Interface dataset entries
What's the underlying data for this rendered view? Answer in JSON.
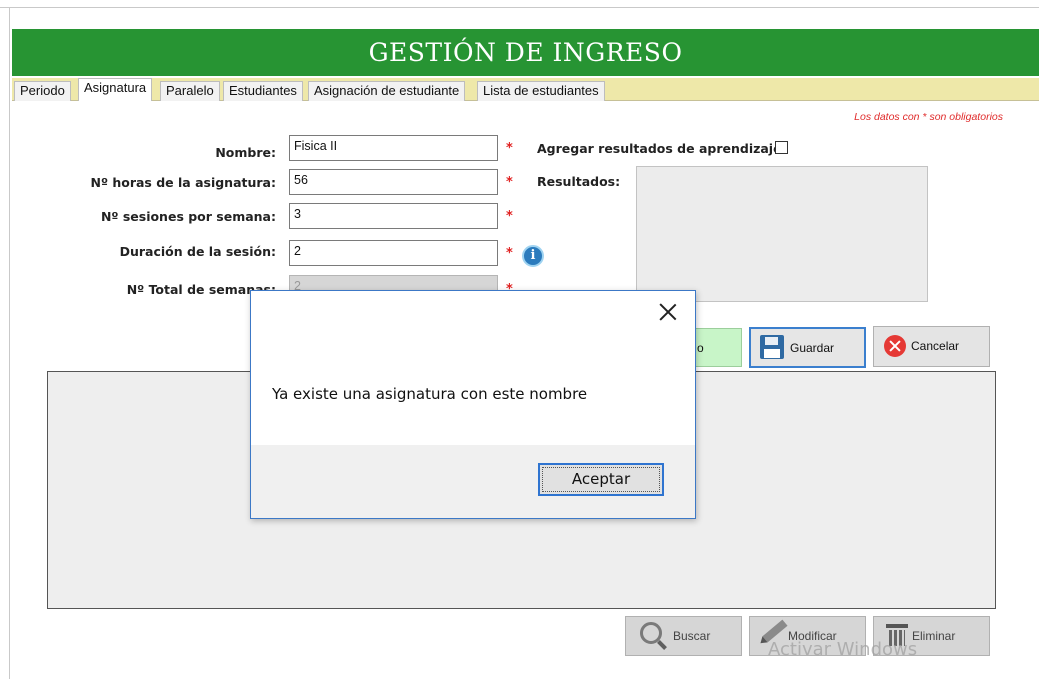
{
  "header": {
    "title": "GESTIÓN DE INGRESO"
  },
  "tabs": [
    {
      "label": "Periodo"
    },
    {
      "label": "Asignatura",
      "active": true
    },
    {
      "label": "Paralelo"
    },
    {
      "label": "Estudiantes"
    },
    {
      "label": "Asignación de estudiante"
    },
    {
      "label": "Lista de estudiantes"
    }
  ],
  "form": {
    "required_note": "Los datos con * son obligatorios",
    "required_mark": "*",
    "nombre": {
      "label": "Nombre:",
      "value": "Fisica II"
    },
    "horas": {
      "label": "Nº horas de la asignatura:",
      "value": "56"
    },
    "sesiones": {
      "label": "Nº sesiones por semana:",
      "value": "3"
    },
    "duracion": {
      "label": "Duración de la sesión:",
      "value": "2"
    },
    "total_semanas": {
      "label": "Nº Total de semanas:",
      "value": "2"
    },
    "agregar_resultados": {
      "label": "Agregar resultados de aprendizaje:",
      "checked": false
    },
    "resultados": {
      "label": "Resultados:"
    }
  },
  "buttons": {
    "green_partial": "o",
    "guardar": "Guardar",
    "cancelar": "Cancelar",
    "buscar": "Buscar",
    "modificar": "Modificar",
    "eliminar": "Eliminar"
  },
  "watermark": "Activar Windows",
  "dialog": {
    "message": "Ya existe una asignatura con este nombre",
    "ok_label": "Aceptar"
  },
  "icons": {
    "info": "info-icon",
    "save": "floppy-disk-icon",
    "cancel": "x-circle-icon",
    "search": "magnifier-icon",
    "edit": "pencil-icon",
    "delete": "trash-icon",
    "close": "close-icon"
  },
  "colors": {
    "header_green": "#279433",
    "tabbar_yellow": "#eee8a9",
    "required_red": "#e02020",
    "save_green": "#c8f5c8",
    "focus_blue": "#3b7fce"
  }
}
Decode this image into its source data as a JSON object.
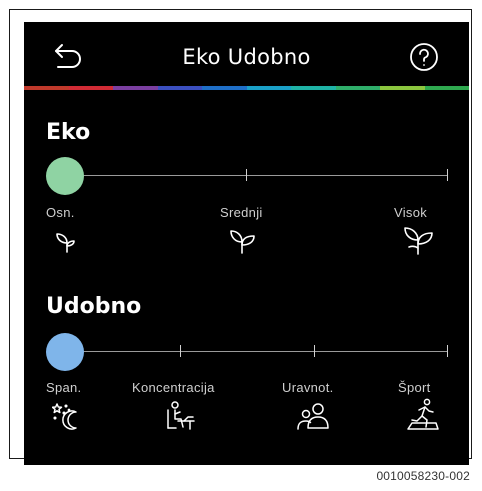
{
  "header": {
    "title": "Eko Udobno",
    "back_icon": "back-arrow-icon",
    "help_icon": "help-circle-icon"
  },
  "rainbow_colors": [
    "#c0392b",
    "#d12b35",
    "#7b3fa0",
    "#3b4fbf",
    "#1f6fc8",
    "#1aa0c8",
    "#1fb3a6",
    "#2fae6a",
    "#8cc63f",
    "#2fa84f"
  ],
  "eko": {
    "title": "Eko",
    "accent": "#8fd3a3",
    "value": 0,
    "levels": [
      {
        "label": "Osn.",
        "icon": "sprout-small-icon"
      },
      {
        "label": "Srednji",
        "icon": "sprout-medium-icon"
      },
      {
        "label": "Visok",
        "icon": "sprout-large-icon"
      }
    ]
  },
  "udobno": {
    "title": "Udobno",
    "accent": "#7fb5ea",
    "value": 0,
    "levels": [
      {
        "label": "Span.",
        "icon": "moon-stars-icon"
      },
      {
        "label": "Koncentracija",
        "icon": "person-at-desk-icon"
      },
      {
        "label": "Uravnot.",
        "icon": "two-persons-icon"
      },
      {
        "label": "Šport",
        "icon": "person-running-icon"
      }
    ]
  },
  "figure_ref": "0010058230-002"
}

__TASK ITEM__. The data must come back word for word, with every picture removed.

__SOLUTION TO THIS TASK__.
What's the underlying data for this rendered view? Answer in JSON.
{
  "header": {
    "title": "GESTIÓN DE INGRESO"
  },
  "tabs": [
    {
      "label": "Periodo"
    },
    {
      "label": "Asignatura",
      "active": true
    },
    {
      "label": "Paralelo"
    },
    {
      "label": "Estudiantes"
    },
    {
      "label": "Asignación de estudiante"
    },
    {
      "label": "Lista de estudiantes"
    }
  ],
  "form": {
    "required_note": "Los datos con * son obligatorios",
    "required_mark": "*",
    "nombre": {
      "label": "Nombre:",
      "value": "Fisica II"
    },
    "horas": {
      "label": "Nº horas de la asignatura:",
      "value": "56"
    },
    "sesiones": {
      "label": "Nº sesiones por semana:",
      "value": "3"
    },
    "duracion": {
      "label": "Duración de la sesión:",
      "value": "2"
    },
    "total_semanas": {
      "label": "Nº Total de semanas:",
      "value": "2"
    },
    "agregar_resultados": {
      "label": "Agregar resultados de aprendizaje:",
      "checked": false
    },
    "resultados": {
      "label": "Resultados:"
    }
  },
  "buttons": {
    "green_partial": "o",
    "guardar": "Guardar",
    "cancelar": "Cancelar",
    "buscar": "Buscar",
    "modificar": "Modificar",
    "eliminar": "Eliminar"
  },
  "watermark": "Activar Windows",
  "dialog": {
    "message": "Ya existe una asignatura con este nombre",
    "ok_label": "Aceptar"
  },
  "icons": {
    "info": "info-icon",
    "save": "floppy-disk-icon",
    "cancel": "x-circle-icon",
    "search": "magnifier-icon",
    "edit": "pencil-icon",
    "delete": "trash-icon",
    "close": "close-icon"
  },
  "colors": {
    "header_green": "#279433",
    "tabbar_yellow": "#eee8a9",
    "required_red": "#e02020",
    "save_green": "#c8f5c8",
    "focus_blue": "#3b7fce"
  }
}
Decode this image into its source data as a JSON object.
{
  "header": {
    "title": "Eko Udobno",
    "back_icon": "back-arrow-icon",
    "help_icon": "help-circle-icon"
  },
  "rainbow_colors": [
    "#c0392b",
    "#d12b35",
    "#7b3fa0",
    "#3b4fbf",
    "#1f6fc8",
    "#1aa0c8",
    "#1fb3a6",
    "#2fae6a",
    "#8cc63f",
    "#2fa84f"
  ],
  "eko": {
    "title": "Eko",
    "accent": "#8fd3a3",
    "value": 0,
    "levels": [
      {
        "label": "Osn.",
        "icon": "sprout-small-icon"
      },
      {
        "label": "Srednji",
        "icon": "sprout-medium-icon"
      },
      {
        "label": "Visok",
        "icon": "sprout-large-icon"
      }
    ]
  },
  "udobno": {
    "title": "Udobno",
    "accent": "#7fb5ea",
    "value": 0,
    "levels": [
      {
        "label": "Span.",
        "icon": "moon-stars-icon"
      },
      {
        "label": "Koncentracija",
        "icon": "person-at-desk-icon"
      },
      {
        "label": "Uravnot.",
        "icon": "two-persons-icon"
      },
      {
        "label": "Šport",
        "icon": "person-running-icon"
      }
    ]
  },
  "figure_ref": "0010058230-002"
}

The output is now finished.